[Data about app and page elements]
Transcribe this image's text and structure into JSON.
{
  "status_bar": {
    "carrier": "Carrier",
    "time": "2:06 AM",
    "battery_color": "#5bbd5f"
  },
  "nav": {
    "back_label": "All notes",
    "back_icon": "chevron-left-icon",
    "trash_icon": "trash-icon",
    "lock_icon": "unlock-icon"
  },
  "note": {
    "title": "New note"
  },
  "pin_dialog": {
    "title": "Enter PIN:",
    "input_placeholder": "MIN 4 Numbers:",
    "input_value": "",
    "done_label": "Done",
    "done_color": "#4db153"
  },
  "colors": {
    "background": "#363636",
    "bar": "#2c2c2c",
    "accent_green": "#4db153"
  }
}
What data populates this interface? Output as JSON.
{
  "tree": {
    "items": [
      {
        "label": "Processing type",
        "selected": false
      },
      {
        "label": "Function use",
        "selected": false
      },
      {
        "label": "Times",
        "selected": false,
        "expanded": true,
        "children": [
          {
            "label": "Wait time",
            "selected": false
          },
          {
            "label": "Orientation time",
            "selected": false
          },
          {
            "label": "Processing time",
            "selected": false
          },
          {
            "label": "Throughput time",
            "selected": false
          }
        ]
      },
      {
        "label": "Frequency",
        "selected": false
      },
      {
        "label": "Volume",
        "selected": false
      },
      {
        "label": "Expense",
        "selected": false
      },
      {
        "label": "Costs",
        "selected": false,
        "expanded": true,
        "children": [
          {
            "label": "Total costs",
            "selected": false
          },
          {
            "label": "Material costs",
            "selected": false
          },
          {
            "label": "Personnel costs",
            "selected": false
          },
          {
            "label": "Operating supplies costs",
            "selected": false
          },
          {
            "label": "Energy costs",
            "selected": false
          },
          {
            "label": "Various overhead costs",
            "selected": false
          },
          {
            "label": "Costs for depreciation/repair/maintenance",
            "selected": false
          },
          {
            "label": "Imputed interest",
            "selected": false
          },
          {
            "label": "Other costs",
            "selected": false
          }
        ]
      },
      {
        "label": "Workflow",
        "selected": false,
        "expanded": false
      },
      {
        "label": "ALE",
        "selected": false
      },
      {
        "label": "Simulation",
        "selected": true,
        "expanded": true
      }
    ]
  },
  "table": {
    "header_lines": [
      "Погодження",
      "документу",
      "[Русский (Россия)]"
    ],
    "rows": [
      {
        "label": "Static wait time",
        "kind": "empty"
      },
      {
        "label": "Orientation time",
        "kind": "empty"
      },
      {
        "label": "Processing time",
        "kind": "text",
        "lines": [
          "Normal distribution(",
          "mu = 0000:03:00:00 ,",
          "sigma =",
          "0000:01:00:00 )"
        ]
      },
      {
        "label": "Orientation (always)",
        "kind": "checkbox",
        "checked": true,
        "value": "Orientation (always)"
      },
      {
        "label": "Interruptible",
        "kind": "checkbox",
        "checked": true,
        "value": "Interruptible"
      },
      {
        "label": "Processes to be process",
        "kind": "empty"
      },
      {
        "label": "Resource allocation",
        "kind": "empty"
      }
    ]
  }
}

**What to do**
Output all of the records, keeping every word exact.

**Response**
Transcribe this image's text and structure into JSON.
{
  "status_bar": {
    "carrier": "Carrier",
    "time": "2:06 AM",
    "battery_color": "#5bbd5f"
  },
  "nav": {
    "back_label": "All notes",
    "back_icon": "chevron-left-icon",
    "trash_icon": "trash-icon",
    "lock_icon": "unlock-icon"
  },
  "note": {
    "title": "New note"
  },
  "pin_dialog": {
    "title": "Enter PIN:",
    "input_placeholder": "MIN 4 Numbers:",
    "input_value": "",
    "done_label": "Done",
    "done_color": "#4db153"
  },
  "colors": {
    "background": "#363636",
    "bar": "#2c2c2c",
    "accent_green": "#4db153"
  }
}
What data populates this interface? Output as JSON.
{
  "tree": {
    "items": [
      {
        "label": "Processing type",
        "selected": false
      },
      {
        "label": "Function use",
        "selected": false
      },
      {
        "label": "Times",
        "selected": false,
        "expanded": true,
        "children": [
          {
            "label": "Wait time",
            "selected": false
          },
          {
            "label": "Orientation time",
            "selected": false
          },
          {
            "label": "Processing time",
            "selected": false
          },
          {
            "label": "Throughput time",
            "selected": false
          }
        ]
      },
      {
        "label": "Frequency",
        "selected": false
      },
      {
        "label": "Volume",
        "selected": false
      },
      {
        "label": "Expense",
        "selected": false
      },
      {
        "label": "Costs",
        "selected": false,
        "expanded": true,
        "children": [
          {
            "label": "Total costs",
            "selected": false
          },
          {
            "label": "Material costs",
            "selected": false
          },
          {
            "label": "Personnel costs",
            "selected": false
          },
          {
            "label": "Operating supplies costs",
            "selected": false
          },
          {
            "label": "Energy costs",
            "selected": false
          },
          {
            "label": "Various overhead costs",
            "selected": false
          },
          {
            "label": "Costs for depreciation/repair/maintenance",
            "selected": false
          },
          {
            "label": "Imputed interest",
            "selected": false
          },
          {
            "label": "Other costs",
            "selected": false
          }
        ]
      },
      {
        "label": "Workflow",
        "selected": false,
        "expanded": false
      },
      {
        "label": "ALE",
        "selected": false
      },
      {
        "label": "Simulation",
        "selected": true,
        "expanded": true
      }
    ]
  },
  "table": {
    "header_lines": [
      "Погодження",
      "документу",
      "[Русский (Россия)]"
    ],
    "rows": [
      {
        "label": "Static wait time",
        "kind": "empty"
      },
      {
        "label": "Orientation time",
        "kind": "empty"
      },
      {
        "label": "Processing time",
        "kind": "text",
        "lines": [
          "Normal distribution(",
          "mu = 0000:03:00:00 ,",
          "sigma =",
          "0000:01:00:00 )"
        ]
      },
      {
        "label": "Orientation (always)",
        "kind": "checkbox",
        "checked": true,
        "value": "Orientation (always)"
      },
      {
        "label": "Interruptible",
        "kind": "checkbox",
        "checked": true,
        "value": "Interruptible"
      },
      {
        "label": "Processes to be process",
        "kind": "empty"
      },
      {
        "label": "Resource allocation",
        "kind": "empty"
      }
    ]
  }
}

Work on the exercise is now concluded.